A few years ago, I realized that I was thinking about dental care all wrong. Instead of listening carefully to my dentist and making the necessary changes, I assumed that he was ultimately responsible for making sure that my teeth stayed healthy. Unfortunately, I developed a few serious cavities because I failed to properly brush and floss my teeth, and I knew that it was my fault. I decided to start taking notes at my dental checkups and carefully abiding by the dentist's orders. The difference was almost miraculous. This blog is all about working with your dentist to improve your result.

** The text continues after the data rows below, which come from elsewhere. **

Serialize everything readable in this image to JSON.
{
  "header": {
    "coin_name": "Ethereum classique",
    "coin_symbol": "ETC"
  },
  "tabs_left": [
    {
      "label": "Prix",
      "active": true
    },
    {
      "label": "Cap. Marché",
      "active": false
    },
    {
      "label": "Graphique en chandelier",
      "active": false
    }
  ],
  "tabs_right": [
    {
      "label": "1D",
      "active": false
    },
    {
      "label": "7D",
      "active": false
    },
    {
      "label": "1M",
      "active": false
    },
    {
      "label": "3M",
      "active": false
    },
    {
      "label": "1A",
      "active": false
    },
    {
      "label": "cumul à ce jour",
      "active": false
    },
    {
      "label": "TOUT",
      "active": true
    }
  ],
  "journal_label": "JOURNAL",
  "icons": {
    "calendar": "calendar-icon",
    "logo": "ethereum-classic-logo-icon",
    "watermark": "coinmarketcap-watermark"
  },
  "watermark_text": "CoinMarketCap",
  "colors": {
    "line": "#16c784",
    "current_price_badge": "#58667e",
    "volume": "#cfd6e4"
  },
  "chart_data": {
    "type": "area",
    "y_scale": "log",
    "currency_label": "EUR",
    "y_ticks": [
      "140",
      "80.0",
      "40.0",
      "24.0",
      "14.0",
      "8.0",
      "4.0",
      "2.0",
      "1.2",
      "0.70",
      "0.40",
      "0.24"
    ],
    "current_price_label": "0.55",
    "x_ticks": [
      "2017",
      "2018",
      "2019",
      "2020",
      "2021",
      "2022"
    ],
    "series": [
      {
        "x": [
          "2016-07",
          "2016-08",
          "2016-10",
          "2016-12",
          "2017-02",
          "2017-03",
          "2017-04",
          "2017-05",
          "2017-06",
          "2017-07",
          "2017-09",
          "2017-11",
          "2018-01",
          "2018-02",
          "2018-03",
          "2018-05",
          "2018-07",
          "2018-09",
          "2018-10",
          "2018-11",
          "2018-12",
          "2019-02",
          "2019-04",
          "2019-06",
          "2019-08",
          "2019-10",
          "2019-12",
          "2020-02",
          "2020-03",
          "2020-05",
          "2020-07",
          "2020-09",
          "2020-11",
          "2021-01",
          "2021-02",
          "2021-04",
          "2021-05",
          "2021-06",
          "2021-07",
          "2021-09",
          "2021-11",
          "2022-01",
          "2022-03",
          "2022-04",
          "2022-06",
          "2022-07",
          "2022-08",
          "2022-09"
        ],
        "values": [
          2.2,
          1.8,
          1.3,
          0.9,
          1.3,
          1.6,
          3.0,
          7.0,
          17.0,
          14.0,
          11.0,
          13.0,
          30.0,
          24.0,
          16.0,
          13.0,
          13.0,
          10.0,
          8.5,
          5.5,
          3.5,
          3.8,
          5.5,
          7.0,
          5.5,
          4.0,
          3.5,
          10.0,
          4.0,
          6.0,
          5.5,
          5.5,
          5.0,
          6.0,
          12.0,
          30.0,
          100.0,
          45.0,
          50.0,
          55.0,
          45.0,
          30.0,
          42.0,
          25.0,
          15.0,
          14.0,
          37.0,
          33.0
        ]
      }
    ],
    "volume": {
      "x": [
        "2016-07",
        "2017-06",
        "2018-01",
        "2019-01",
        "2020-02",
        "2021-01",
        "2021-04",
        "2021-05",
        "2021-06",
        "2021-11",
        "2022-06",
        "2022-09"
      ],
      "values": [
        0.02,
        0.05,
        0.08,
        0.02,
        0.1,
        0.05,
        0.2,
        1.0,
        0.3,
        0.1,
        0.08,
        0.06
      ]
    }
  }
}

Dental crowns are designed to be long-term solutions to protect teeth that have had deep drilling or other damage done to them, but sometimes problems can occur. While rare, dental crowns can sometimes fall off of a tooth due to too much damage or pressure being put on them. If this has happened to you, read this quick guide to learn what you can do to protect your tooth from further damage.
Avoid Dangerous Foods and Drinks
Whether you needed a crown because your tooth was chipped, broken, or deeply drilled into, you should avoid anything that can damage that tooth further. Your dental pulp and root may be close to the surface, which could put them at risk of damage.
To avoid harming your tooth, avoid drinking or eating anything that's too hot, cold, or acidic. If the nerve or root in your tooth is exposed, hot and cold food could potentially damage its tissues, which could mean you would need a complete tooth extraction. Acidic food can also damage sensitive tissues, so avoid anything with excess acid, like fruit, juice, vinegar-based salad dressing, and preserved or pickled foods.
Make Use of Dental Cement
If you can't get to a dentist the exact moment your crown pops off, get to a grocery store or pharmacy instead. Most grocery stores and nearly all pharmacies sell dental cement that can be used to temporarily affix dental work back into your mouth.
After buying the dental cement, gently clean off the tooth with a soft, damp cloth to remove any debris. Apply the dental cement into the crown as directed on the package, and then place it firmly over the tooth. Follow the packaging's directions to make sure that it completely hardens in place before removing pressure.
Keep in mind that dental cement can keep your crown in place and help to protect your tooth, but only temporarily. It won't last like professional-grade dental cement does in your dentist's office, so you should still get to a dentist as soon as possible.
Once your crown is back in place, you should get to a dentist right away. If you explain your situation to your local, regular dentist, they may be able to squeeze you in for a repair on an emergency basis. Otherwise, seek out an emergency dentist that specializes in spur-of-the-moment damage and injuries to the mouth that need care right away. Doing so can help to protect your tooth from experiencing further damage.
For more information, you will want to contact a dental office such as Pinon Hills Dental.